And they also bomb innocent Iraqis, because they don't want them to have the benefits of Democracy.Success breeds resentment, and resentment breeds hate. This simple observation was made into the root of his political psychology by Nietzsche, who identified ressentiment, as he called it, as the distinguishing social emotion of modern societies: an emotion once ordered and managed by Christianity, now let loose across the world. I don’t say that Nietzsche’s analysis is correct. But surely he was right to identify this peculiar motive in human beings, right to emphasise its overwhelming importance, and right to point out that it lies deeper than the springs of rational discussion.
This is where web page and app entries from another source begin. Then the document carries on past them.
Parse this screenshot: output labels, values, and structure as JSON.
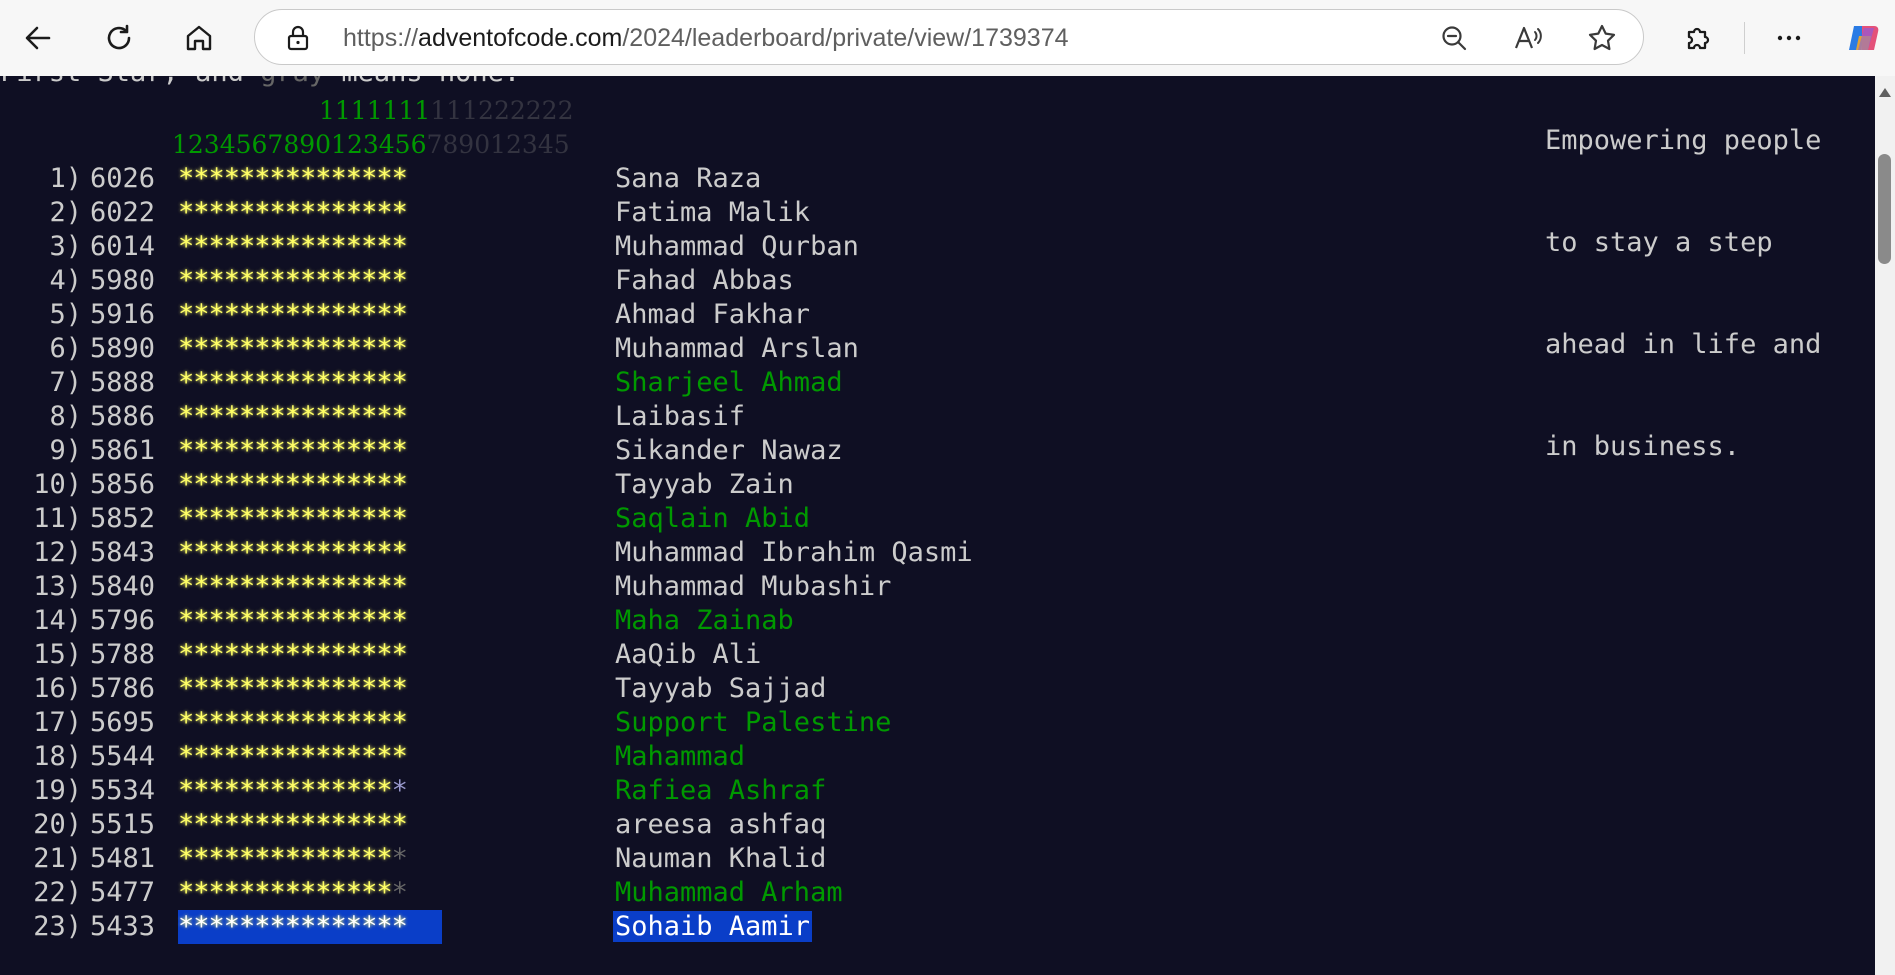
{
  "browser": {
    "url_prefix": "https://",
    "url_host": "adventofcode.com",
    "url_path": "/2024/leaderboard/private/view/1739374",
    "icons": [
      "back-icon",
      "refresh-icon",
      "home-icon",
      "lock-icon",
      "zoom-out-icon",
      "read-aloud-icon",
      "favorite-star-icon",
      "extensions-icon",
      "more-icon",
      "copilot-icon"
    ]
  },
  "page": {
    "top_line_a": "First Star, and ",
    "top_line_grey": "gray",
    "top_line_b": " means none.",
    "sponsor_lines": [
      "Empowering people",
      "to stay a step",
      "ahead in life and",
      "in business."
    ],
    "day_tens_green": "1111111",
    "day_tens_dim": "111222222",
    "day_units_green": "1234567890123456",
    "day_units_dim": "789012345",
    "colors": {
      "gold": "#ffff66",
      "anon": "#009900",
      "highlight": "#0a3ec8",
      "bg": "#0f0f23"
    }
  },
  "leaderboard": [
    {
      "rank": "1)",
      "score": "6026",
      "gold": "***************",
      "silver": "",
      "none": "",
      "name": "Sana Raza",
      "anon": false
    },
    {
      "rank": "2)",
      "score": "6022",
      "gold": "***************",
      "silver": "",
      "none": "",
      "name": "Fatima Malik",
      "anon": false
    },
    {
      "rank": "3)",
      "score": "6014",
      "gold": "***************",
      "silver": "",
      "none": "",
      "name": "Muhammad Qurban",
      "anon": false
    },
    {
      "rank": "4)",
      "score": "5980",
      "gold": "***************",
      "silver": "",
      "none": "",
      "name": "Fahad Abbas",
      "anon": false
    },
    {
      "rank": "5)",
      "score": "5916",
      "gold": "***************",
      "silver": "",
      "none": "",
      "name": "Ahmad Fakhar",
      "anon": false
    },
    {
      "rank": "6)",
      "score": "5890",
      "gold": "***************",
      "silver": "",
      "none": "",
      "name": "Muhammad Arslan",
      "anon": false
    },
    {
      "rank": "7)",
      "score": "5888",
      "gold": "***************",
      "silver": "",
      "none": "",
      "name": "Sharjeel Ahmad",
      "anon": true
    },
    {
      "rank": "8)",
      "score": "5886",
      "gold": "***************",
      "silver": "",
      "none": "",
      "name": "Laibasif",
      "anon": false
    },
    {
      "rank": "9)",
      "score": "5861",
      "gold": "***************",
      "silver": "",
      "none": "",
      "name": "Sikander Nawaz",
      "anon": false
    },
    {
      "rank": "10)",
      "score": "5856",
      "gold": "***************",
      "silver": "",
      "none": "",
      "name": "Tayyab Zain",
      "anon": false
    },
    {
      "rank": "11)",
      "score": "5852",
      "gold": "***************",
      "silver": "",
      "none": "",
      "name": "Saqlain Abid",
      "anon": true
    },
    {
      "rank": "12)",
      "score": "5843",
      "gold": "***************",
      "silver": "",
      "none": "",
      "name": "Muhammad Ibrahim Qasmi",
      "anon": false
    },
    {
      "rank": "13)",
      "score": "5840",
      "gold": "***************",
      "silver": "",
      "none": "",
      "name": "Muhammad Mubashir",
      "anon": false
    },
    {
      "rank": "14)",
      "score": "5796",
      "gold": "***************",
      "silver": "",
      "none": "",
      "name": "Maha Zainab",
      "anon": true
    },
    {
      "rank": "15)",
      "score": "5788",
      "gold": "***************",
      "silver": "",
      "none": "",
      "name": "AaQib Ali",
      "anon": false
    },
    {
      "rank": "16)",
      "score": "5786",
      "gold": "***************",
      "silver": "",
      "none": "",
      "name": "Tayyab Sajjad",
      "anon": false
    },
    {
      "rank": "17)",
      "score": "5695",
      "gold": "***************",
      "silver": "",
      "none": "",
      "name": "Support Palestine",
      "anon": true
    },
    {
      "rank": "18)",
      "score": "5544",
      "gold": "***************",
      "silver": "",
      "none": "",
      "name": "Mahammad",
      "anon": true
    },
    {
      "rank": "19)",
      "score": "5534",
      "gold": "**************",
      "silver": "*",
      "none": "",
      "name": "Rafiea Ashraf",
      "anon": true
    },
    {
      "rank": "20)",
      "score": "5515",
      "gold": "***************",
      "silver": "",
      "none": "",
      "name": "areesa ashfaq",
      "anon": false
    },
    {
      "rank": "21)",
      "score": "5481",
      "gold": "**************",
      "silver": "",
      "none": "*",
      "name": "Nauman Khalid",
      "anon": false
    },
    {
      "rank": "22)",
      "score": "5477",
      "gold": "**************",
      "silver": "",
      "none": "*",
      "name": "Muhammad Arham",
      "anon": true
    },
    {
      "rank": "23)",
      "score": "5433",
      "gold": "***************",
      "silver": "",
      "none": "",
      "name": "Sohaib Aamir",
      "anon": false,
      "highlight": true
    }
  ]
}
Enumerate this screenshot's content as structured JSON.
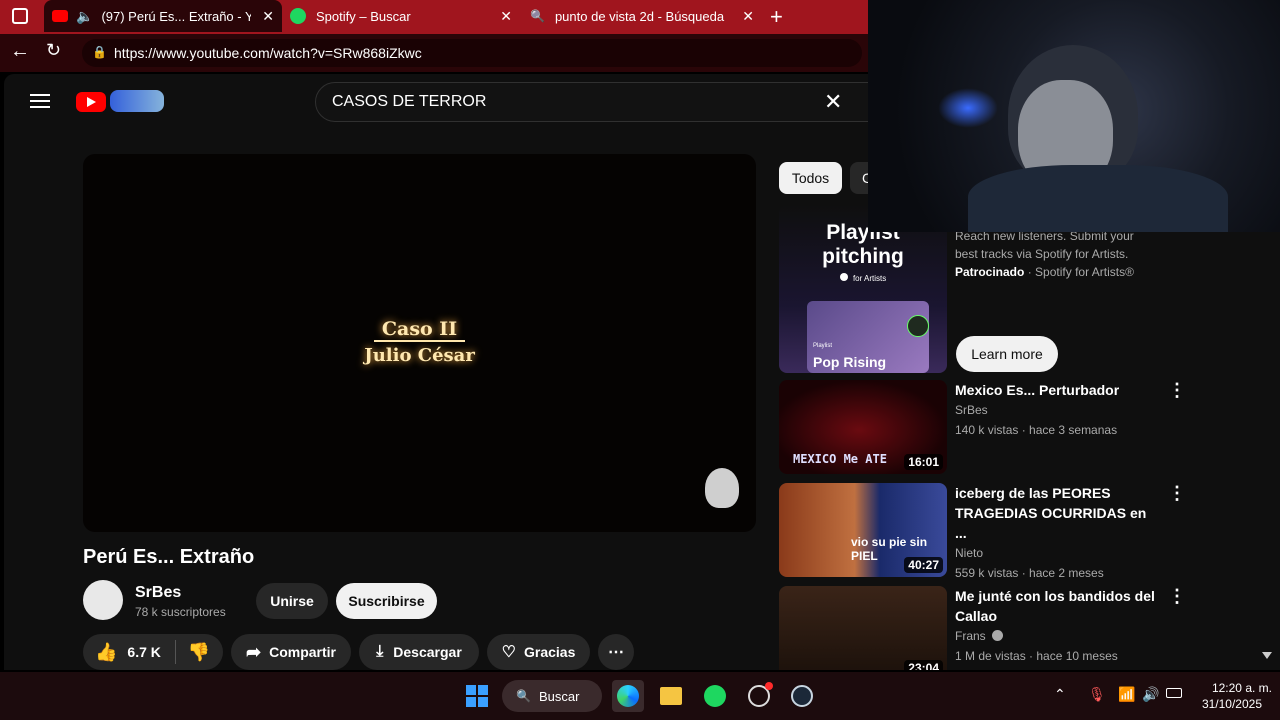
{
  "browser": {
    "tabs": [
      {
        "title": "(97) Perú Es... Extraño - YouTube",
        "active": true
      },
      {
        "title": "Spotify – Buscar",
        "active": false
      },
      {
        "title": "punto de vista 2d - Búsqueda",
        "active": false
      }
    ],
    "url": "https://www.youtube.com/watch?v=SRw868iZkwc"
  },
  "youtube": {
    "search_value": "CASOS DE TERROR",
    "video": {
      "overlay_line1": "Caso II",
      "overlay_line2": "Julio César",
      "title": "Perú Es... Extraño",
      "channel": "SrBes",
      "subscribers": "78 k suscriptores",
      "join_label": "Unirse",
      "subscribe_label": "Suscribirse",
      "likes": "6.7 K",
      "share_label": "Compartir",
      "download_label": "Descargar",
      "thanks_label": "Gracias"
    },
    "chips": [
      "Todos",
      "C"
    ],
    "ad": {
      "thumb_line1": "Playlist",
      "thumb_line2": "pitching",
      "thumb_brand": "for Artists",
      "thumb_playlist_tag": "Playlist",
      "thumb_playlist_name": "Pop Rising",
      "desc_line1": "Reach new listeners. Submit your",
      "desc_line2": "best tracks via Spotify for Artists.",
      "sponsored": "Patrocinado",
      "advertiser": "Spotify for Artists®",
      "cta": "Learn more"
    },
    "related": [
      {
        "title": "Mexico Es... Perturbador",
        "channel": "SrBes",
        "meta": "140 k vistas · hace 3 semanas",
        "duration": "16:01",
        "thumb_text": "MEXICO Me ATE"
      },
      {
        "title": "iceberg de las PEORES TRAGEDIAS OCURRIDAS en ...",
        "channel": "Nieto",
        "meta": "559 k vistas · hace 2 meses",
        "duration": "40:27",
        "thumb_text": "vio su pie sin PIEL"
      },
      {
        "title": "Me junté con los bandidos del Callao",
        "channel": "Frans",
        "meta": "1 M de vistas · hace 10 meses",
        "duration": "23:04",
        "thumb_text": ""
      }
    ]
  },
  "taskbar": {
    "search_label": "Buscar",
    "time": "12:20 a. m.",
    "date": "31/10/2025"
  },
  "colors": {
    "accent": "#a0151e",
    "yt_red": "#ff0000",
    "spotify": "#1ed760"
  }
}
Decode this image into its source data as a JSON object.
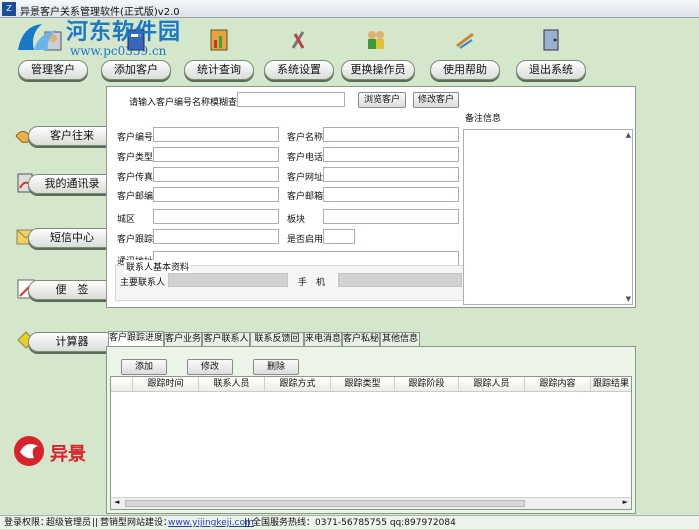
{
  "window": {
    "title": "异景客户关系管理软件(正式版)v2.0"
  },
  "watermark": {
    "name": "河东软件园",
    "url": "www.pc0359.cn"
  },
  "toolbar": [
    {
      "label": "管理客户",
      "icon": "customer-manage-icon"
    },
    {
      "label": "添加客户",
      "icon": "add-customer-icon"
    },
    {
      "label": "统计查询",
      "icon": "stats-query-icon"
    },
    {
      "label": "系统设置",
      "icon": "tools-icon"
    },
    {
      "label": "更换操作员",
      "icon": "users-icon"
    },
    {
      "label": "使用帮助",
      "icon": "help-icon"
    },
    {
      "label": "退出系统",
      "icon": "exit-icon"
    }
  ],
  "sidebar": [
    {
      "label": "客户往来",
      "icon": "handshake-icon"
    },
    {
      "label": "我的通讯录",
      "icon": "phone-book-icon"
    },
    {
      "label": "短信中心",
      "icon": "sms-icon"
    },
    {
      "label": "便　签",
      "icon": "memo-icon"
    },
    {
      "label": "计算器",
      "icon": "calculator-icon"
    }
  ],
  "brand": {
    "logo_text": "异景"
  },
  "search": {
    "label": "请输入客户编号名称模糊查询",
    "value": "",
    "browse_button": "浏览客户",
    "edit_button": "修改客户"
  },
  "notes": {
    "label": "备注信息"
  },
  "form": {
    "customer_no": "客户编号",
    "customer_name": "客户名称",
    "customer_type": "客户类型",
    "customer_phone": "客户电话",
    "customer_fax": "客户传真",
    "customer_website": "客户网址",
    "customer_zip": "客户邮编",
    "customer_email": "客户邮箱",
    "district": "城区",
    "sector": "板块",
    "customer_tracking": "客户跟踪",
    "enabled": "是否启用",
    "address": "通讯地址"
  },
  "contact_group": {
    "title": "联系人基本资料",
    "main_contact": "主要联系人",
    "mobile": "手　机"
  },
  "tabs": [
    "客户跟踪进度",
    "客户业务",
    "客户联系人",
    "联系反馈回访",
    "来电消息",
    "客户私秘",
    "其他信息"
  ],
  "tab_actions": {
    "add": "添加",
    "edit": "修改",
    "delete": "删除"
  },
  "grid": {
    "columns": [
      "跟踪时间",
      "联系人员",
      "跟踪方式",
      "跟踪类型",
      "跟踪阶段",
      "跟踪人员",
      "跟踪内容",
      "跟踪结果"
    ]
  },
  "status": {
    "login_perm_label": "登录权限：",
    "login_perm_value": "超级管理员",
    "site_label": "营销型网站建设：",
    "site_url": "www.yijingkeji.com",
    "hotline": "全国服务热线：0371-56785755 qq:897972084"
  },
  "colors": {
    "background": "#d4e6cc",
    "accent_blue": "#1a78c8",
    "brand_red": "#d8232a"
  }
}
In dealing with terrorism you are confronting a resentment that is not concerned to improve the lot of anyone, but only to destroy the thing it hates.
That is because terrorism is the embodyment of evilThat is what appeals in terrorism, since hatred is a much easier and less demanding emotion to live by than love,
But isn't it a sad place to live?and is much more effective in recruiting a following. And when the object of hatred is a group, a race, a class or a nation, we can furnish from our hatred a comprehensive stance towards the world. That way hatred brings order out of chaos, and decision out of uncertainty — the perfect solution to the alienated Muslim, lost in a world that denies his religion, and which his religion in turn denies.
I am not aware of any restrictions on Moslems, Prior to 9/11, and if he feels his religion denies the world, perhaps he should study his religion more.Of course hatred has other causes besides resentment. Someone who has suffered an injustice may very well hate the person who committed it. However, such hatred is precisely targeted, and cannot be satisfied by attacking some innocent substitute. Hatred born of resentment is not like that. It is a passion bound up with the very identity of the one who feels it, and rejoices in damaging others purely by virtue of their membership of the targeted group. Resentment will always prefer indiscriminate mass murder to a carefully targeted punishment. Indeed, the more innocent the victim, the more satisfying the act. For this is the proof of holiness, that you are able to condemn people to death purely for being bourgeois, rich, Jewish, or whatever, and without examining their moral record.
The tendency to resent lies in all of us, and can be overcome only by a discipline that tells us to blame faults in ourselves and to forgive faults in others. This discipline lies at the heart of Christianity and many argue that it lies at the heart of Islam too. If that is so, it is time for Muslims to organise against those who preach resentment in the name of their religion, and who regard the crimes of last Thursday as virtuous deeds, performed with God’s blessing, in a holy cause.
Donald Sensing blogged Read also Crisis at heart of Islam, The west’s role in Islams’s war of ideas, Where is the Gandhi of Islam?.
Andrew Cochran has links to a number of articles.